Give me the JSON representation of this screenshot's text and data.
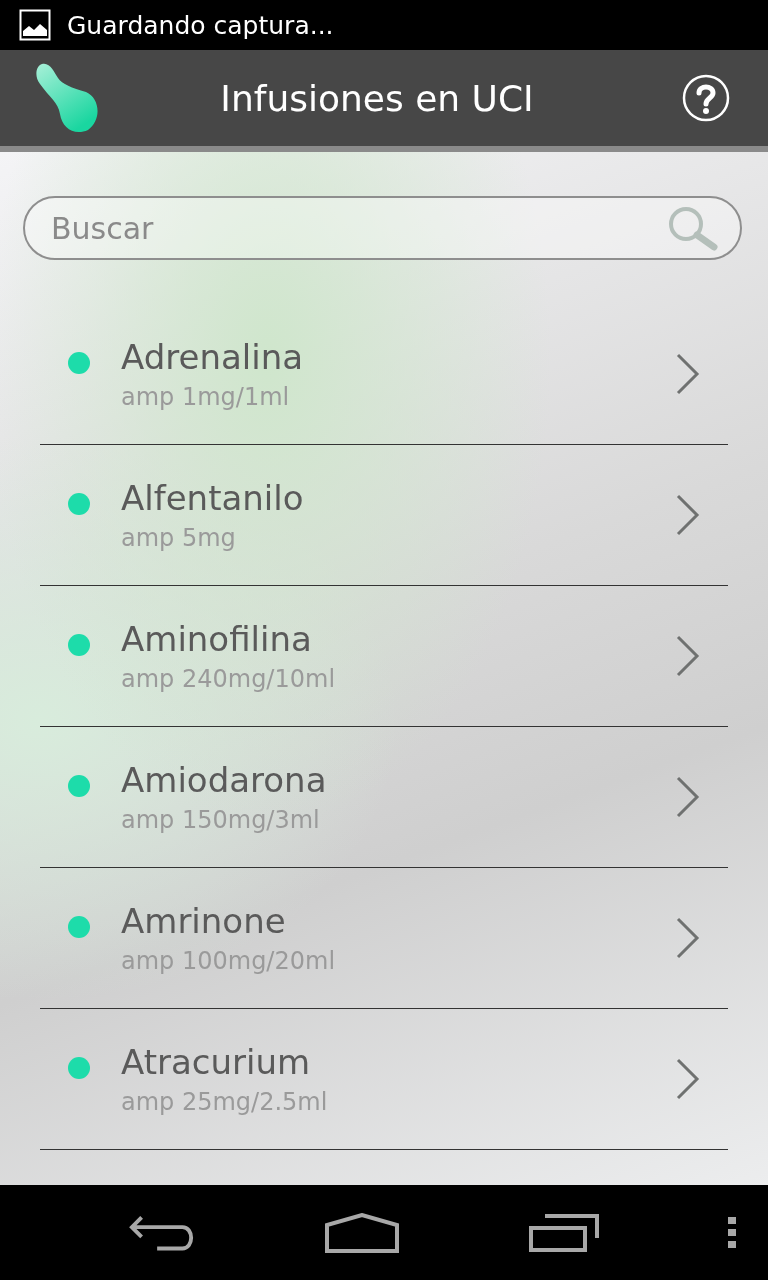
{
  "status_bar": {
    "notification": "Guardando captura..."
  },
  "action_bar": {
    "title": "Infusiones en UCI"
  },
  "search": {
    "placeholder": "Buscar"
  },
  "drugs": [
    {
      "name": "Adrenalina",
      "detail": "amp 1mg/1ml"
    },
    {
      "name": "Alfentanilo",
      "detail": "amp 5mg"
    },
    {
      "name": "Aminofilina",
      "detail": "amp 240mg/10ml"
    },
    {
      "name": "Amiodarona",
      "detail": "amp 150mg/3ml"
    },
    {
      "name": "Amrinone",
      "detail": "amp 100mg/20ml"
    },
    {
      "name": "Atracurium",
      "detail": "amp 25mg/2.5ml"
    }
  ]
}
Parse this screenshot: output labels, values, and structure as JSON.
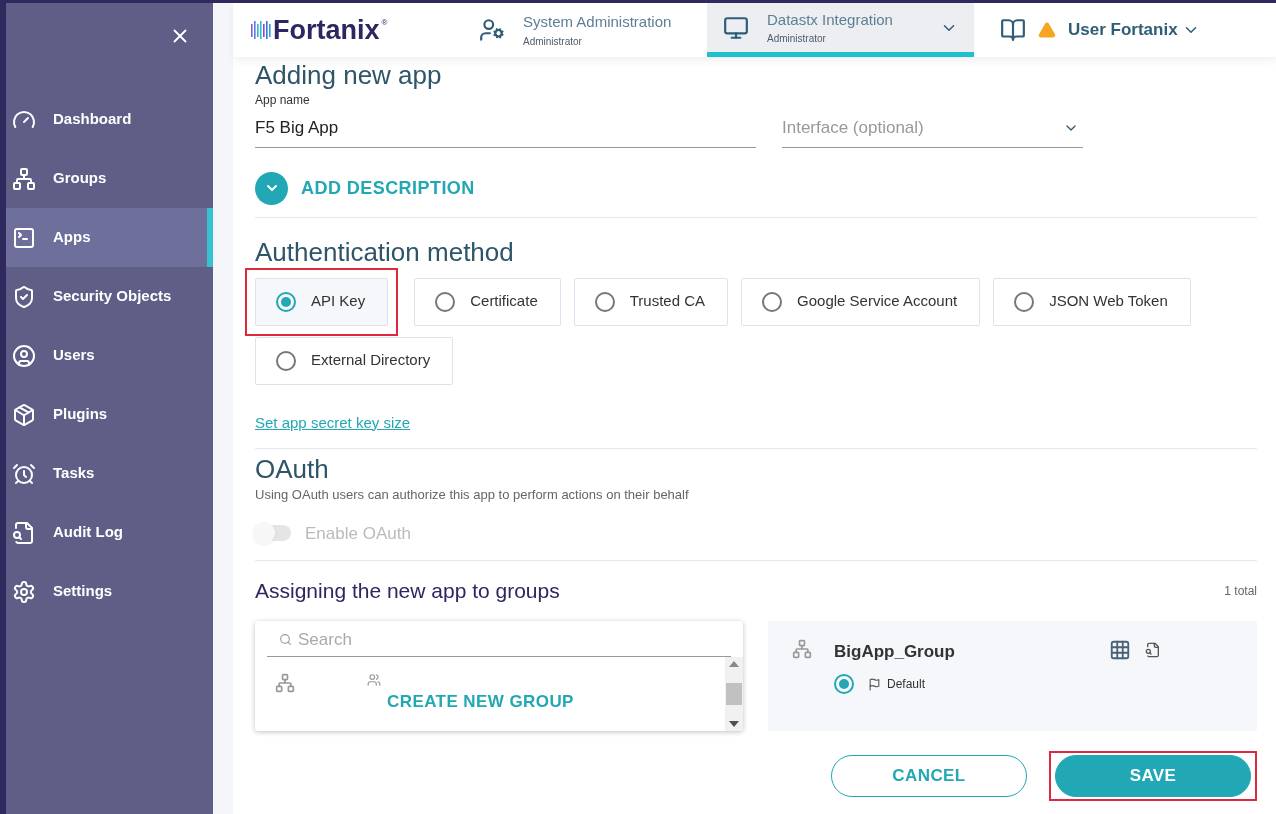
{
  "sidebar": {
    "items": [
      {
        "label": "Dashboard",
        "selected": false
      },
      {
        "label": "Groups",
        "selected": false
      },
      {
        "label": "Apps",
        "selected": true
      },
      {
        "label": "Security Objects",
        "selected": false
      },
      {
        "label": "Users",
        "selected": false
      },
      {
        "label": "Plugins",
        "selected": false
      },
      {
        "label": "Tasks",
        "selected": false
      },
      {
        "label": "Audit Log",
        "selected": false
      },
      {
        "label": "Settings",
        "selected": false
      }
    ]
  },
  "header": {
    "logo": "Fortanix",
    "logo_mark": "®",
    "accounts": [
      {
        "title": "System Administration",
        "role": "Administrator",
        "selected": false,
        "dropdown": false
      },
      {
        "title": "Datastx Integration",
        "role": "Administrator",
        "selected": true,
        "dropdown": true
      }
    ],
    "user": "User Fortanix",
    "warning": true
  },
  "form": {
    "title": "Adding new app",
    "app_name": {
      "label": "App name",
      "value": "F5 Big App"
    },
    "interface": {
      "placeholder": "Interface (optional)"
    },
    "add_description": "ADD DESCRIPTION",
    "auth_title": "Authentication method",
    "auth_methods": [
      {
        "label": "API Key",
        "selected": true,
        "highlighted": true
      },
      {
        "label": "Certificate",
        "selected": false,
        "highlighted": false
      },
      {
        "label": "Trusted CA",
        "selected": false,
        "highlighted": false
      },
      {
        "label": "Google Service Account",
        "selected": false,
        "highlighted": false
      },
      {
        "label": "JSON Web Token",
        "selected": false,
        "highlighted": false
      },
      {
        "label": "External Directory",
        "selected": false,
        "highlighted": false
      }
    ],
    "secret_link": "Set app secret key size",
    "oauth": {
      "title": "OAuth",
      "description": "Using OAuth users can authorize this app to perform actions on their behalf",
      "toggle_label": "Enable OAuth",
      "on": false,
      "disabled": true
    },
    "groups": {
      "title": "Assigning the new app to groups",
      "total": "1 total",
      "search_placeholder": "Search",
      "create_label": "CREATE NEW GROUP",
      "assigned": [
        {
          "name": "BigApp_Group",
          "selected": true,
          "tag": "Default"
        }
      ]
    },
    "buttons": [
      {
        "label": "CANCEL",
        "kind": "outline",
        "highlighted": false
      },
      {
        "label": "SAVE",
        "kind": "primary",
        "highlighted": true
      }
    ]
  }
}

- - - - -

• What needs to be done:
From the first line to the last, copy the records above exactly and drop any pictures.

• Response to the task:
Give me the JSON representation of this screenshot's text and data.
{
  "status_bar": {
    "notification": "Guardando captura..."
  },
  "action_bar": {
    "title": "Infusiones en UCI"
  },
  "search": {
    "placeholder": "Buscar"
  },
  "drugs": [
    {
      "name": "Adrenalina",
      "detail": "amp 1mg/1ml"
    },
    {
      "name": "Alfentanilo",
      "detail": "amp 5mg"
    },
    {
      "name": "Aminofilina",
      "detail": "amp 240mg/10ml"
    },
    {
      "name": "Amiodarona",
      "detail": "amp 150mg/3ml"
    },
    {
      "name": "Amrinone",
      "detail": "amp 100mg/20ml"
    },
    {
      "name": "Atracurium",
      "detail": "amp 25mg/2.5ml"
    }
  ]
}
Parse this screenshot: output labels, values, and structure as JSON.
{
  "sidebar": {
    "items": [
      {
        "label": "Dashboard",
        "selected": false
      },
      {
        "label": "Groups",
        "selected": false
      },
      {
        "label": "Apps",
        "selected": true
      },
      {
        "label": "Security Objects",
        "selected": false
      },
      {
        "label": "Users",
        "selected": false
      },
      {
        "label": "Plugins",
        "selected": false
      },
      {
        "label": "Tasks",
        "selected": false
      },
      {
        "label": "Audit Log",
        "selected": false
      },
      {
        "label": "Settings",
        "selected": false
      }
    ]
  },
  "header": {
    "logo": "Fortanix",
    "logo_mark": "®",
    "accounts": [
      {
        "title": "System Administration",
        "role": "Administrator",
        "selected": false,
        "dropdown": false
      },
      {
        "title": "Datastx Integration",
        "role": "Administrator",
        "selected": true,
        "dropdown": true
      }
    ],
    "user": "User Fortanix",
    "warning": true
  },
  "form": {
    "title": "Adding new app",
    "app_name": {
      "label": "App name",
      "value": "F5 Big App"
    },
    "interface": {
      "placeholder": "Interface (optional)"
    },
    "add_description": "ADD DESCRIPTION",
    "auth_title": "Authentication method",
    "auth_methods": [
      {
        "label": "API Key",
        "selected": true,
        "highlighted": true
      },
      {
        "label": "Certificate",
        "selected": false,
        "highlighted": false
      },
      {
        "label": "Trusted CA",
        "selected": false,
        "highlighted": false
      },
      {
        "label": "Google Service Account",
        "selected": false,
        "highlighted": false
      },
      {
        "label": "JSON Web Token",
        "selected": false,
        "highlighted": false
      },
      {
        "label": "External Directory",
        "selected": false,
        "highlighted": false
      }
    ],
    "secret_link": "Set app secret key size",
    "oauth": {
      "title": "OAuth",
      "description": "Using OAuth users can authorize this app to perform actions on their behalf",
      "toggle_label": "Enable OAuth",
      "on": false,
      "disabled": true
    },
    "groups": {
      "title": "Assigning the new app to groups",
      "total": "1 total",
      "search_placeholder": "Search",
      "create_label": "CREATE NEW GROUP",
      "assigned": [
        {
          "name": "BigApp_Group",
          "selected": true,
          "tag": "Default"
        }
      ]
    },
    "buttons": [
      {
        "label": "CANCEL",
        "kind": "outline",
        "highlighted": false
      },
      {
        "label": "SAVE",
        "kind": "primary",
        "highlighted": true
      }
    ]
  }
}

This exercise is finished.